[Items listed in a dataset]
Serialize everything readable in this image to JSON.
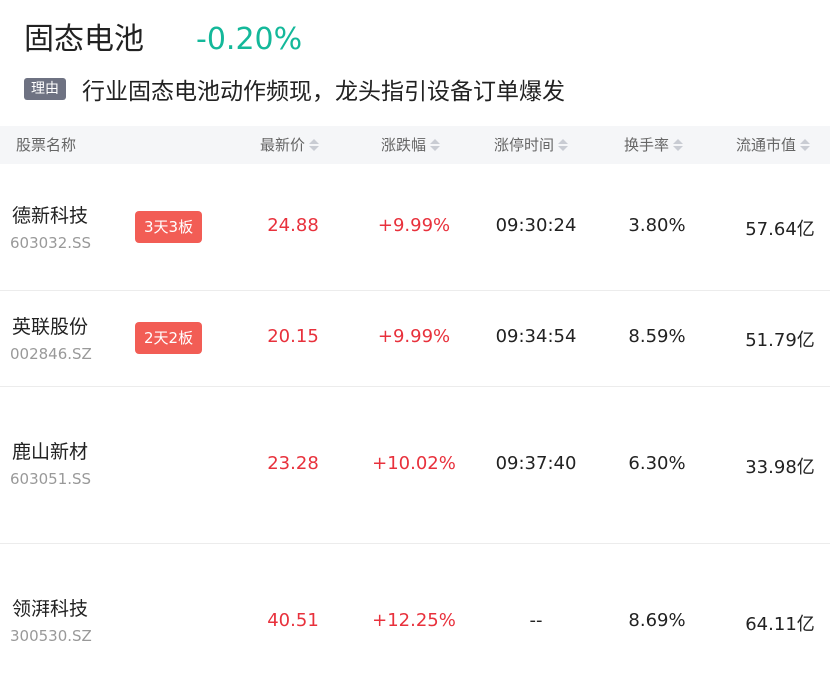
{
  "header": {
    "sector_name": "固态电池",
    "sector_change": "-0.20%",
    "reason_badge": "理由",
    "reason_text": "行业固态电池动作频现，龙头指引设备订单爆发"
  },
  "colors": {
    "up": "#e8313c",
    "down": "#14b89a",
    "badge": "#f25d55",
    "reason_badge": "#6e7282",
    "header_bg": "#f5f6f8"
  },
  "table": {
    "columns": [
      "股票名称",
      "最新价",
      "涨跌幅",
      "涨停时间",
      "换手率",
      "流通市值"
    ],
    "rows": [
      {
        "name": "德新科技",
        "code": "603032.SS",
        "badge": "3天3板",
        "price": "24.88",
        "change": "+9.99%",
        "limit_time": "09:30:24",
        "turnover": "3.80%",
        "float_cap": "57.64亿"
      },
      {
        "name": "英联股份",
        "code": "002846.SZ",
        "badge": "2天2板",
        "price": "20.15",
        "change": "+9.99%",
        "limit_time": "09:34:54",
        "turnover": "8.59%",
        "float_cap": "51.79亿"
      },
      {
        "name": "鹿山新材",
        "code": "603051.SS",
        "badge": "",
        "price": "23.28",
        "change": "+10.02%",
        "limit_time": "09:37:40",
        "turnover": "6.30%",
        "float_cap": "33.98亿"
      },
      {
        "name": "领湃科技",
        "code": "300530.SZ",
        "badge": "",
        "price": "40.51",
        "change": "+12.25%",
        "limit_time": "--",
        "turnover": "8.69%",
        "float_cap": "64.11亿"
      }
    ]
  }
}
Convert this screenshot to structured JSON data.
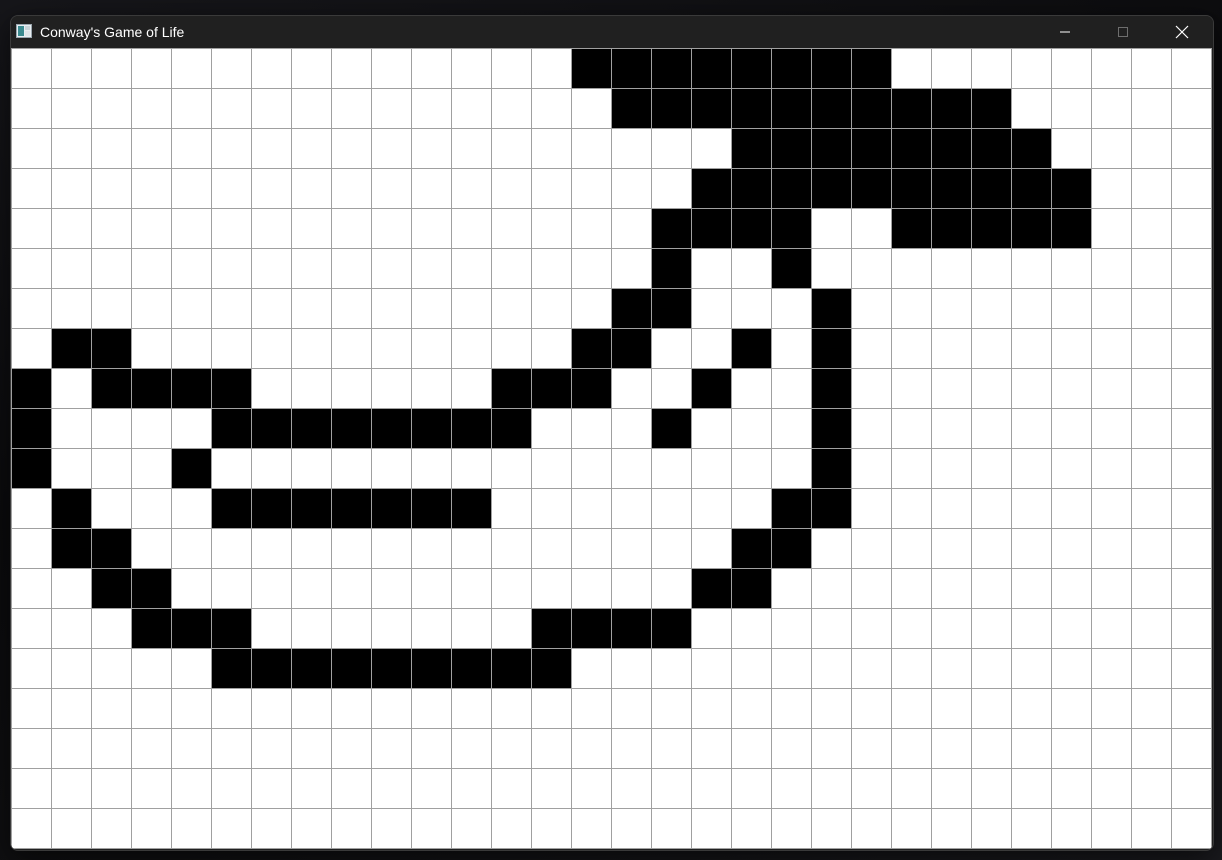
{
  "window": {
    "title": "Conway's Game of Life"
  },
  "icons": {
    "app": "app-window-icon",
    "minimize": "minimize-icon",
    "maximize": "maximize-icon",
    "close": "close-icon"
  },
  "colors": {
    "alive": "#000000",
    "dead": "#ffffff",
    "grid_line": "#a0a0a0",
    "titlebar": "#202020",
    "title_text": "#ffffff"
  },
  "board": {
    "columns": 30,
    "rows": 20,
    "alive_cells": [
      [
        0,
        14
      ],
      [
        0,
        15
      ],
      [
        0,
        16
      ],
      [
        0,
        17
      ],
      [
        0,
        18
      ],
      [
        0,
        19
      ],
      [
        0,
        20
      ],
      [
        0,
        21
      ],
      [
        1,
        15
      ],
      [
        1,
        16
      ],
      [
        1,
        17
      ],
      [
        1,
        18
      ],
      [
        1,
        19
      ],
      [
        1,
        20
      ],
      [
        1,
        21
      ],
      [
        1,
        22
      ],
      [
        1,
        23
      ],
      [
        1,
        24
      ],
      [
        2,
        18
      ],
      [
        2,
        19
      ],
      [
        2,
        20
      ],
      [
        2,
        21
      ],
      [
        2,
        22
      ],
      [
        2,
        23
      ],
      [
        2,
        24
      ],
      [
        2,
        25
      ],
      [
        3,
        17
      ],
      [
        3,
        18
      ],
      [
        3,
        19
      ],
      [
        3,
        20
      ],
      [
        3,
        21
      ],
      [
        3,
        22
      ],
      [
        3,
        23
      ],
      [
        3,
        24
      ],
      [
        3,
        25
      ],
      [
        3,
        26
      ],
      [
        4,
        16
      ],
      [
        4,
        17
      ],
      [
        4,
        18
      ],
      [
        4,
        19
      ],
      [
        4,
        22
      ],
      [
        4,
        23
      ],
      [
        4,
        24
      ],
      [
        4,
        25
      ],
      [
        4,
        26
      ],
      [
        5,
        16
      ],
      [
        5,
        19
      ],
      [
        6,
        15
      ],
      [
        6,
        16
      ],
      [
        6,
        20
      ],
      [
        7,
        1
      ],
      [
        7,
        2
      ],
      [
        7,
        14
      ],
      [
        7,
        15
      ],
      [
        7,
        18
      ],
      [
        7,
        20
      ],
      [
        8,
        0
      ],
      [
        8,
        2
      ],
      [
        8,
        3
      ],
      [
        8,
        4
      ],
      [
        8,
        5
      ],
      [
        8,
        12
      ],
      [
        8,
        13
      ],
      [
        8,
        14
      ],
      [
        8,
        17
      ],
      [
        8,
        20
      ],
      [
        9,
        0
      ],
      [
        9,
        5
      ],
      [
        9,
        6
      ],
      [
        9,
        7
      ],
      [
        9,
        8
      ],
      [
        9,
        9
      ],
      [
        9,
        10
      ],
      [
        9,
        11
      ],
      [
        9,
        12
      ],
      [
        9,
        16
      ],
      [
        9,
        20
      ],
      [
        10,
        0
      ],
      [
        10,
        4
      ],
      [
        10,
        20
      ],
      [
        11,
        1
      ],
      [
        11,
        5
      ],
      [
        11,
        6
      ],
      [
        11,
        7
      ],
      [
        11,
        8
      ],
      [
        11,
        9
      ],
      [
        11,
        10
      ],
      [
        11,
        11
      ],
      [
        11,
        19
      ],
      [
        11,
        20
      ],
      [
        12,
        1
      ],
      [
        12,
        2
      ],
      [
        12,
        18
      ],
      [
        12,
        19
      ],
      [
        13,
        2
      ],
      [
        13,
        3
      ],
      [
        13,
        17
      ],
      [
        13,
        18
      ],
      [
        14,
        3
      ],
      [
        14,
        4
      ],
      [
        14,
        5
      ],
      [
        14,
        13
      ],
      [
        14,
        14
      ],
      [
        14,
        15
      ],
      [
        14,
        16
      ],
      [
        15,
        5
      ],
      [
        15,
        6
      ],
      [
        15,
        7
      ],
      [
        15,
        8
      ],
      [
        15,
        9
      ],
      [
        15,
        10
      ],
      [
        15,
        11
      ],
      [
        15,
        12
      ],
      [
        15,
        13
      ]
    ]
  }
}
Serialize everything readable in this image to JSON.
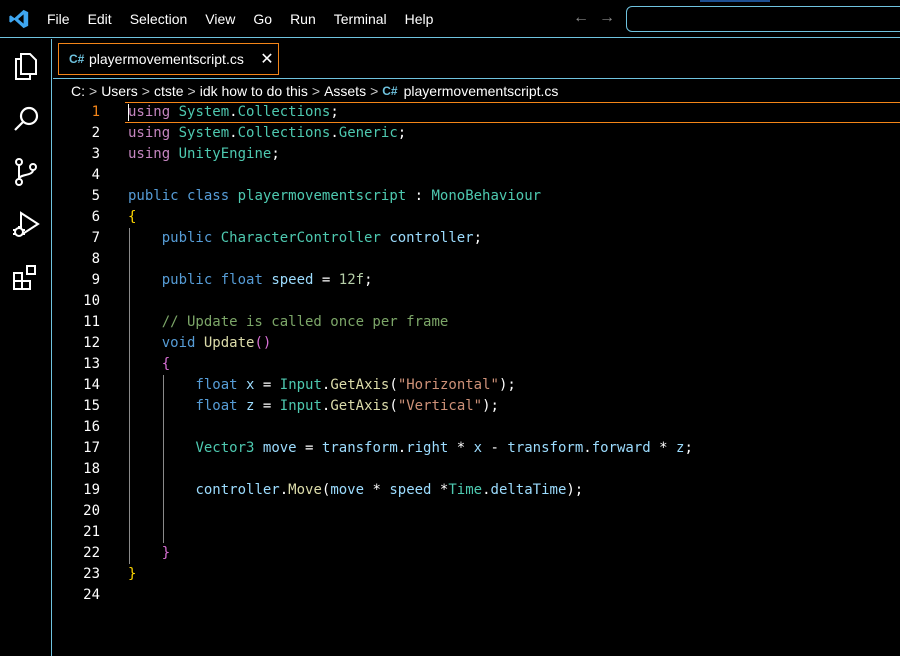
{
  "menu": [
    "File",
    "Edit",
    "Selection",
    "View",
    "Go",
    "Run",
    "Terminal",
    "Help"
  ],
  "nav": {
    "back": "←",
    "forward": "→"
  },
  "activity": [
    "explorer-icon",
    "search-icon",
    "source-control-icon",
    "run-debug-icon",
    "extensions-icon"
  ],
  "tab": {
    "icon": "C#",
    "label": "playermovementscript.cs",
    "close": "✕"
  },
  "breadcrumb": {
    "parts": [
      "C:",
      "Users",
      "ctste",
      "idk how to do this",
      "Assets"
    ],
    "sep": ">",
    "file_icon": "C#",
    "file": "playermovementscript.cs"
  },
  "editor": {
    "current_line": 1,
    "lines": [
      [
        [
          "kw",
          "using"
        ],
        [
          "pl",
          " "
        ],
        [
          "ty",
          "System"
        ],
        [
          "pl",
          "."
        ],
        [
          "ty",
          "Collections"
        ],
        [
          "pl",
          ";"
        ]
      ],
      [
        [
          "kw",
          "using"
        ],
        [
          "pl",
          " "
        ],
        [
          "ty",
          "System"
        ],
        [
          "pl",
          "."
        ],
        [
          "ty",
          "Collections"
        ],
        [
          "pl",
          "."
        ],
        [
          "ty",
          "Generic"
        ],
        [
          "pl",
          ";"
        ]
      ],
      [
        [
          "kw",
          "using"
        ],
        [
          "pl",
          " "
        ],
        [
          "ty",
          "UnityEngine"
        ],
        [
          "pl",
          ";"
        ]
      ],
      [],
      [
        [
          "kb",
          "public"
        ],
        [
          "pl",
          " "
        ],
        [
          "kb",
          "class"
        ],
        [
          "pl",
          " "
        ],
        [
          "ty",
          "playermovementscript"
        ],
        [
          "pl",
          " : "
        ],
        [
          "ty",
          "MonoBehaviour"
        ]
      ],
      [
        [
          "br1",
          "{"
        ]
      ],
      [
        [
          "pl",
          "    "
        ],
        [
          "kb",
          "public"
        ],
        [
          "pl",
          " "
        ],
        [
          "ty",
          "CharacterController"
        ],
        [
          "pl",
          " "
        ],
        [
          "va",
          "controller"
        ],
        [
          "pl",
          ";"
        ]
      ],
      [],
      [
        [
          "pl",
          "    "
        ],
        [
          "kb",
          "public"
        ],
        [
          "pl",
          " "
        ],
        [
          "kb",
          "float"
        ],
        [
          "pl",
          " "
        ],
        [
          "va",
          "speed"
        ],
        [
          "pl",
          " = "
        ],
        [
          "nm",
          "12f"
        ],
        [
          "pl",
          ";"
        ]
      ],
      [],
      [
        [
          "pl",
          "    "
        ],
        [
          "cm",
          "// Update is called once per frame"
        ]
      ],
      [
        [
          "pl",
          "    "
        ],
        [
          "kb",
          "void"
        ],
        [
          "pl",
          " "
        ],
        [
          "fn",
          "Update"
        ],
        [
          "br2",
          "()"
        ]
      ],
      [
        [
          "pl",
          "    "
        ],
        [
          "br2",
          "{"
        ]
      ],
      [
        [
          "pl",
          "        "
        ],
        [
          "kb",
          "float"
        ],
        [
          "pl",
          " "
        ],
        [
          "va",
          "x"
        ],
        [
          "pl",
          " = "
        ],
        [
          "ty",
          "Input"
        ],
        [
          "pl",
          "."
        ],
        [
          "fn",
          "GetAxis"
        ],
        [
          "pl",
          "("
        ],
        [
          "st",
          "\"Horizontal\""
        ],
        [
          "pl",
          ");"
        ]
      ],
      [
        [
          "pl",
          "        "
        ],
        [
          "kb",
          "float"
        ],
        [
          "pl",
          " "
        ],
        [
          "va",
          "z"
        ],
        [
          "pl",
          " = "
        ],
        [
          "ty",
          "Input"
        ],
        [
          "pl",
          "."
        ],
        [
          "fn",
          "GetAxis"
        ],
        [
          "pl",
          "("
        ],
        [
          "st",
          "\"Vertical\""
        ],
        [
          "pl",
          ");"
        ]
      ],
      [],
      [
        [
          "pl",
          "        "
        ],
        [
          "ty",
          "Vector3"
        ],
        [
          "pl",
          " "
        ],
        [
          "va",
          "move"
        ],
        [
          "pl",
          " = "
        ],
        [
          "va",
          "transform"
        ],
        [
          "pl",
          "."
        ],
        [
          "va",
          "right"
        ],
        [
          "pl",
          " * "
        ],
        [
          "va",
          "x"
        ],
        [
          "pl",
          " - "
        ],
        [
          "va",
          "transform"
        ],
        [
          "pl",
          "."
        ],
        [
          "va",
          "forward"
        ],
        [
          "pl",
          " * "
        ],
        [
          "va",
          "z"
        ],
        [
          "pl",
          ";"
        ]
      ],
      [],
      [
        [
          "pl",
          "        "
        ],
        [
          "va",
          "controller"
        ],
        [
          "pl",
          "."
        ],
        [
          "fn",
          "Move"
        ],
        [
          "pl",
          "("
        ],
        [
          "va",
          "move"
        ],
        [
          "pl",
          " * "
        ],
        [
          "va",
          "speed"
        ],
        [
          "pl",
          " *"
        ],
        [
          "ty",
          "Time"
        ],
        [
          "pl",
          "."
        ],
        [
          "va",
          "deltaTime"
        ],
        [
          "pl",
          ");"
        ]
      ],
      [],
      [],
      [
        [
          "pl",
          "    "
        ],
        [
          "br2",
          "}"
        ]
      ],
      [
        [
          "br1",
          "}"
        ]
      ],
      []
    ]
  },
  "colors": {
    "accent_border": "#6fc3df",
    "active_border": "#f38518",
    "background": "#000000"
  }
}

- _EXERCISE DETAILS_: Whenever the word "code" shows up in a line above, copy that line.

- _EXPECTED ANSWER_:
        "code": "603032.SS",
        "code": "002846.SZ",
        "code": "603051.SS",
        "code": "300530.SZ",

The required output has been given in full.